We stood for 30 mins in line as the sleety rain dripped down, but the impending excitement kept us warm. Our first scare was a racoon that came upon us at eye-level, racing along the gothic fence line that bordered the property we were lined up beside. The poor creature probably hoped to outrun the screams and masses who had converged upon its habitat only a few hours before midnight.
The line-up was soon forgotten once we crested the open mouth of a gigantic fog breathing skeleton and entered the grounds, and from that moment on the action was constant. We were thrown into a combination of horrifying animatronics, spooky-themed settings, oversized outdoor stone stairs and winding corridors of underground tunnels crawling with projected, scurrying rats, and sensory heightened rubbery things that took away our sense of space and belief in air. And then, to top it all off, live actors hid amongst the shrubbery, stalking the fearful (that would be me) trying to induce a premature stroke in their victims.
After about 20 minutes of constant frights, my already overactive nerves were frayed. The jump-scares were plentiful, but it was the actors that really made it fabulous. For example, one man was hanging in this bizarre murder scene room that we could not enter. The girls ahead of us stared at him for the longest time and determined that he was not real. But overhearing them didn’t bring the pieces together for me. I stepped up expecting everything to be fake. When I went up, I too stared at the man who was dressed as a cross between the Highwayman and Phantom of the Opera. As I was staring and thinking there was something off about this character’s mouth, he jumped at me. I presented him to a deep, personal view of my rapidly vibrating uvula as I screamed into his face and fell back to stumble into the next hall.
The maze of mirrors faced us next, the fog rolling along with our steps as we clutched and stepped around each sharp-edged wall of reflective material. After a few turns, it seemed I had a breather from the beasts, and began to pay attention to our reflections as we moved. Then, I thought I saw someone in the cloud of the mirror, but my husband Chris was marching on and I was latched onto him so I kept going, unsure if I had seen anything, after all. We turned a few more corners and this time I was sure I saw a man with white goggles…a kind of Steampunk looking character, but again the lighting wasn’t clear, and the fog rolled on. The exit was ahead and Chris was determined, but I experienced that tingle at the back of my neck, and as we crested the doorway, leaving the walls of mirrors behind, I turned to look over my shoulder, my teeth clenched into a grimace that had become my expression.
He was there, standing and looking through those white-rimmed circular goggles just as he had been before. I soothed myself with logical thoughts, “They’ve got some sort of cardboard in behind the mirror so we keep seeing the same thing,” for how could he have been here, and there, and further back. But as I thought that, his arm lifted and he swiftly hammered the mirror with his hand. I dissolved into screams as Chris walked us out the door.

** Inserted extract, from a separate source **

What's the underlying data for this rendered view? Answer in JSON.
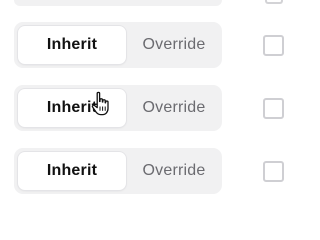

But, the worst was yet to come. At 20 minutes in, I was a babbling idiot, asking “why?” When clearly the entire event had been my idea. I can’t tell you how many times I said “Jesus”, but it was enough to know he wasn’t coming to help me.
Worse still, the actors would see my state and make a beeline for me because they knew they could push me even further towards whatever crevasse or canyon awaited the last shreds of my sanity. On and on they drove us, the creatures chasing… pushing the air behind, dipping their heads into my space, appearing in front when I was furtively glancing to the sides.
And then the worst happened ….I found myself face-to-face with Lon Chaney Jr.’s “Wolfman”. His ghastly masked face gruesome above a white business shirt ….the dichotomy of civilization versus the wild, a chilling reminder of the black and white film that scared me so badly in my childhood.
You can’t hear the end of my video I was taking when I saw the wolfman… I said something inane like “Oh no.. No! The wolfman”, which may have been a direct quote from the film. I’m not sure, but in my mind, terror took over, and I grabbed my husband, Chris, and danced around him trying to keep him as the shield between me and the Wolfman… Yes, I sacrificed the father of my children to save myself.
I was hoping to use the entire experience for my writing, but what I succeeded in doing was to push my already overactive startle response into a nerve-shredded state of terror that had me “whooping” like an elderly nanny trying to make her way through a bar full of fat-fingered, butt-cheek pinchers.
All that remains, now that Halloween is over, is to calm myself, think good thoughts and avoid any further spooky activities until I stop leaping and screeching when wood pops in the fireplace. And I must remember, if I’m going to take the wolfman on the rocks, I’ll need a good man at my side to throw to the dogs.